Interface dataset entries
★ ★ ★ ★
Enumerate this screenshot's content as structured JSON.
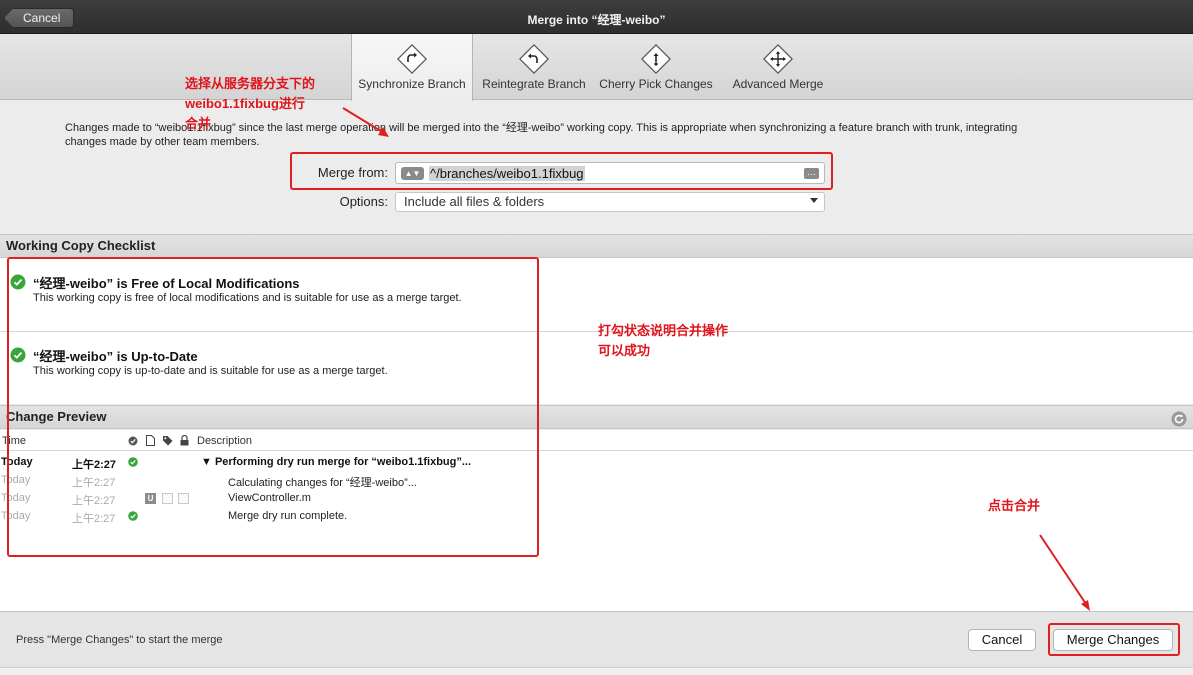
{
  "window": {
    "back_label": "Cancel",
    "title": "Merge into “经理-weibo”"
  },
  "toolbar": {
    "tabs": [
      {
        "label": "Synchronize Branch",
        "icon": "synchronize-branch-icon",
        "active": true
      },
      {
        "label": "Reintegrate Branch",
        "icon": "reintegrate-branch-icon",
        "active": false
      },
      {
        "label": "Cherry Pick Changes",
        "icon": "cherry-pick-icon",
        "active": false
      },
      {
        "label": "Advanced Merge",
        "icon": "advanced-merge-icon",
        "active": false
      }
    ]
  },
  "description": {
    "line1": "Changes made to “weibo1.1fixbug” since the last merge operation will be merged into the “经理-weibo” working copy. This is appropriate when synchronizing a feature branch with trunk, integrating",
    "line2": "changes made by other team members."
  },
  "form": {
    "merge_from_label": "Merge from:",
    "merge_from_value": "^/branches/weibo1.1fixbug",
    "options_label": "Options:",
    "options_value": "Include all files & folders"
  },
  "checklist": {
    "header": "Working Copy Checklist",
    "items": [
      {
        "title": "“经理-weibo” is Free of Local Modifications",
        "subtitle": "This working copy is free of local modifications and is suitable for use as a merge target."
      },
      {
        "title": "“经理-weibo” is Up-to-Date",
        "subtitle": "This working copy is up-to-date and is suitable for use as a merge target."
      }
    ]
  },
  "preview": {
    "header": "Change Preview",
    "columns": {
      "time": "Time",
      "description": "Description"
    },
    "rows": [
      {
        "day": "Today",
        "time": "上午2:27",
        "description": "▼ Performing dry run merge for “weibo1.1fixbug”..."
      },
      {
        "day": "Today",
        "time": "上午2:27",
        "description": "Calculating changes for “经理-weibo”..."
      },
      {
        "day": "Today",
        "time": "上午2:27",
        "description": "ViewController.m",
        "status_letter": "U"
      },
      {
        "day": "Today",
        "time": "上午2:27",
        "description": "Merge dry run complete."
      }
    ]
  },
  "footer": {
    "status": "Press \"Merge Changes\" to start the merge",
    "cancel_label": "Cancel",
    "merge_label": "Merge Changes"
  },
  "annotations": {
    "top_note_line1": "选择从服务器分支下的",
    "top_note_line2": "weibo1.1fixbug进行",
    "top_note_line3": "合并",
    "middle_note_line1": "打勾状态说明合并操作",
    "middle_note_line2": "可以成功",
    "right_note": "点击合并"
  },
  "colors": {
    "annotation_red": "#e02020",
    "check_green": "#3aa63a",
    "title_bar": "#333333"
  }
}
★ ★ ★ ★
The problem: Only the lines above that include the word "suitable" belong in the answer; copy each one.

Exercise result:
        "subtitle": "This working copy is free of local modifications and is suitable for use as a merge target."
        "subtitle": "This working copy is up-to-date and is suitable for use as a merge target."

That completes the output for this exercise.